Bad information is far more common than good on the Internet, especially in complex and often ambiguous fields such as medicine. This should not be a surprise to anyone -- while it takes a great deal of effort to assemble good information, bad information is far easier to put together.
As such, finding the good information -- via free services, anyway -- is often a matter of combing for a metaphorical needle in a haystack, and the information you find is often highly skewed in a variety of ways even when it is of decent quality.
I regularly read blogs maintained by doctors and researchers, for instance. While they provide news and often-educational commentary, their commentary on basic issues is usually provided on an ad hoc and incomplete manner as parts of explanations on other matters. This is fine if you already understand the basic issues involved, but if you're trying to educate yourself on issues surrounding the use of the P value in hypothesis testing, for instance, comments on what Study X did wrong will only take you so far.
This is particularly vexing when running a blog and attempting to provide references for the concepts in question. I try to write my articles in such a way that a naive reader can educate himself on the relevant issues with a minimum of fuss; as such, I often need a bit more than I can easily find in other blogs.
Because of this, it was an extremely pleasant surprise for me to find out that one of my favorite basic introductions to P values and the general nature of statistical hypothesis testing is available for free. I'd originally gotten access to it through my university, so I didn't realize at first, but this really has renewed my awareness of the free articles available on the Internet -- and the value of the available literature on how to interpret the literature.

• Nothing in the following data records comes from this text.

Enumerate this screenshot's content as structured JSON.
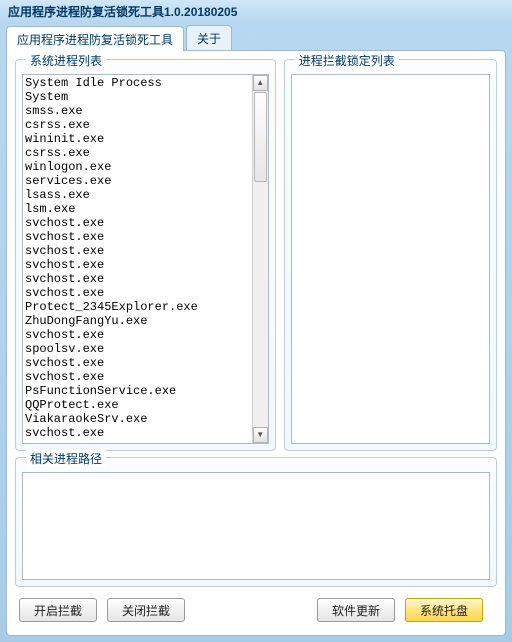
{
  "window": {
    "title": "应用程序进程防复活锁死工具1.0.20180205"
  },
  "tabs": {
    "main": "应用程序进程防复活锁死工具",
    "about": "关于"
  },
  "groups": {
    "processList": "系统进程列表",
    "lockList": "进程拦截锁定列表",
    "pathList": "相关进程路径"
  },
  "buttons": {
    "startBlock": "开启拦截",
    "stopBlock": "关闭拦截",
    "update": "软件更新",
    "tray": "系统托盘"
  },
  "processes": [
    "System Idle Process",
    "System",
    "smss.exe",
    "csrss.exe",
    "wininit.exe",
    "csrss.exe",
    "winlogon.exe",
    "services.exe",
    "lsass.exe",
    "lsm.exe",
    "svchost.exe",
    "svchost.exe",
    "svchost.exe",
    "svchost.exe",
    "svchost.exe",
    "svchost.exe",
    "Protect_2345Explorer.exe",
    "ZhuDongFangYu.exe",
    "svchost.exe",
    "spoolsv.exe",
    "svchost.exe",
    "svchost.exe",
    "PsFunctionService.exe",
    "QQProtect.exe",
    "ViakaraokeSrv.exe",
    "svchost.exe"
  ],
  "lockedProcesses": [],
  "paths": []
}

In other words -- I'm happy about this, even if I'm far less so about the way my left knee's acting up. Joint instability is not fun.